Part of this work was presented at the HIV Drug Therapy Congress in Glasgow in November 2016, Abstract P318 Messiaen P, Baecke C, van der Hilst J. Prevalence of drug-drug interactions involving antiretroviral treatment: impact of the integrase inhibitor class. 


No funding or financial support was received for this work. The authors declare that they have no conflicts of interest in this work.


  1. Foy M, Sperati CJ, Lucas GM, Estrella MM. Drug interactions and antiretroviral drug monitoring. Curr HIV/AIDS Rep. 2014;11:212-22. 

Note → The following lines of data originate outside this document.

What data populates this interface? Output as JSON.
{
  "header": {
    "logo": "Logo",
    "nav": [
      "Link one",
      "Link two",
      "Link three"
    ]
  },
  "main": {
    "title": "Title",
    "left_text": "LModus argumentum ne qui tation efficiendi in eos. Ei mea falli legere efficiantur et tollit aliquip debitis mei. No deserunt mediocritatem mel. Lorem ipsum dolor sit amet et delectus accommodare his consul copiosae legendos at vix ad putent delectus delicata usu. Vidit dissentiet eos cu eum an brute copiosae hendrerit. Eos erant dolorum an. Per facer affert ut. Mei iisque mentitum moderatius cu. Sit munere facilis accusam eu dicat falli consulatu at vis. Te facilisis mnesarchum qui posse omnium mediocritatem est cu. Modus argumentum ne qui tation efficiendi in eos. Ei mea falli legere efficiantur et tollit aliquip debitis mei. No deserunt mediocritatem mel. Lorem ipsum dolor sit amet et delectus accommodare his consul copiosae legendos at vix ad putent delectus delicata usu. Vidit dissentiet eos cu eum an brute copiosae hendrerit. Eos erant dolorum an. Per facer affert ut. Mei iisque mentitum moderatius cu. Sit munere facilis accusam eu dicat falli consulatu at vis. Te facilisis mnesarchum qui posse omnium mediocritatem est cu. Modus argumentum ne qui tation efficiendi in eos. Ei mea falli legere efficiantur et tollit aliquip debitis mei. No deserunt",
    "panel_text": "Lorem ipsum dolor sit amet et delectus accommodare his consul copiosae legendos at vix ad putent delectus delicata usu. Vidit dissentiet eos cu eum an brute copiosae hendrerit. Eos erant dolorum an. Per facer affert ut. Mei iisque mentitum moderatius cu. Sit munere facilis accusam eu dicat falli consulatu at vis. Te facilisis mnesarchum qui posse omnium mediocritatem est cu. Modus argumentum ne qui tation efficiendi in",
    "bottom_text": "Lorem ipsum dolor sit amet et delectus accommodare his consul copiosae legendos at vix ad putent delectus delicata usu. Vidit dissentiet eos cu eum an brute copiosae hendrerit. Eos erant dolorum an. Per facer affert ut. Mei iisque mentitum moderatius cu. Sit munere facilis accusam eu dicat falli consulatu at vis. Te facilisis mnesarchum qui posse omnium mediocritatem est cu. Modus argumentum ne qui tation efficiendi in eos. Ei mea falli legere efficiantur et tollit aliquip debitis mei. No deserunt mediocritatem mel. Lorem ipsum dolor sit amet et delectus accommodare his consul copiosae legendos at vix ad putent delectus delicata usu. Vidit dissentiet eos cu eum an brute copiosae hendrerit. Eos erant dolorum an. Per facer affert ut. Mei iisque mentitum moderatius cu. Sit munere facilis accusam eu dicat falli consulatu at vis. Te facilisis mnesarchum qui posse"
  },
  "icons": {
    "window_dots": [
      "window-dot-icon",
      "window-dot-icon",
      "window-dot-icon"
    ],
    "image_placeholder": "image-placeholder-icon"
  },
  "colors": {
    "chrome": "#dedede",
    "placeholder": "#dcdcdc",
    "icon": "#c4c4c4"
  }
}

  2. Jimenez-Nacher I, Alvarez E, Morello J, Rodriguez-Novoa S, de Andres S, Soriano V. Approaches for understanding and predicting drug interactions in human immunodeficiency virus-infected patients. Expert Opin Drug Metab Toxicol. 2011;7:457-77. 
  3. Tseng A, Foisy M. Important Drug-Drug Interactions in HIV-Infected Persons on Antiretroviral Therapy: An Update on New Interactions Between HIV and Non-HIV Drugs. Curr Infect Dis Rep. 2012;14:67-82. 
  4. Holtzman C, Armon C, Tedaldi E, et al. Polypharmacy and risk of antiretroviral drug interactions among the aging HIV-infected population. J Gen Intern Med. 2013;28:1302-10. 
  5. Marzolini C, Back D, Weber R, et al. Ageing with HIV: medication use and risk for potential drug-drug interactions. J Antimicrob Chemother. 2011;66:2107-11. 
  6. Marzolini C, Elzi L, Gibbons S, et al. Prevalence of comedications and effect of potential drug-drug interactions in the Swiss HIV Cohort Study. Antivir Ther. 2010;15:413-23.
  7. Miller CD, El-Kholi R, Faragon JJ, Lodise TP. Prevalence and risk factors for clinically significant drug interactions with antiretroviral therapy. Pharmacotherapy. 2007;27:1379-86. 
  8. Patel N, Abdelsayed S, Veve M, Miller CD. Predictors of clinically significant drug-drug interactions among patients treated with nonnucleoside reverse transcriptase inhibitor-, protease inhibitor-, and raltegravir-based antiretroviral regimens. Ann Pharmacother. 2011;45:317-24. 
  9. Tseng A, Szadkowski L, Walmsley S, Salit I, Raboud J. Association of age with polypharmacy and risk of drug interactions with antiretroviral medications in HIV-positive patients. Ann Pharmacother. 2013;47:1429-39. 
  10. Blanco JL, Whitlock G, Milinkovic A, Moyle G. HIV integrase inhibitors: a new era in the treatment of HIV. Expert Opin Pharmacother. 2015;16:1313-24. 
  11. Messiaen P, Wensing AM, Fun A, Nijhuis M, Brusselaers N, Vandekerckhove L. Clinical use of HIV integrase inhibitors: a systematic review and meta-analysis. PLoS One. 2013;8:e52562. 
  12. Gunthard HF, Saag MS, Benson CA, et al. Antiretroviral Drugs for Treatment and Prevention of HIV Infection in Adults: 2016 Recommendations of the International Antiviral Society-USA Panel. JAMA. 2016;316:191-210.
  13. European AIDS Clinical Society. EACS European Guidelines 8.1 for treatment of HIV infected adults in Europe (oktober 2016) Availble at: html. 
  14. Department of Health and Human Services. DHHS Guidelines for the Use of Antiretroviral Agents in HIV-1-Infected Adults and Adolescents (july 2016). Available at: 
  15. Brainard DM, Wenning LA, Stone JA, Wagner JA, Iwamoto M. Clinical pharmacology profile of raltegravir, an HIV-1 integrase strand transfer inhibitor. J Clin Pharmacol. 2011;51:1376-402. 
  16. Nguyen T, McNicholl I, Custodio JM, Szwarcberg J, Piontkowsky D. Drug Interactions with Cobicistat- or Ritonavir-Boosted Elvitegravir. AIDS Rev. 2016;18:101-11. 
  17. Cottrell ML, Hadzic T, Kashuba AD. Clinical pharmacokinetic, pharmacodynamic and drug-interaction profile of the integrase inhibitor dolutegravir. Clin Pharmacokinet. 2013;52:981-94. 
  18. Kandel CE, Walmsley SL. Dolutegravir – a review of the pharmacology, efficacy, and safety in the treatment of HIV. Drug Des Devel Ther. 2015;9:3547-55. 
  19. Liverpool HIV drug interactions. (Accessed 20 june 2016) Available from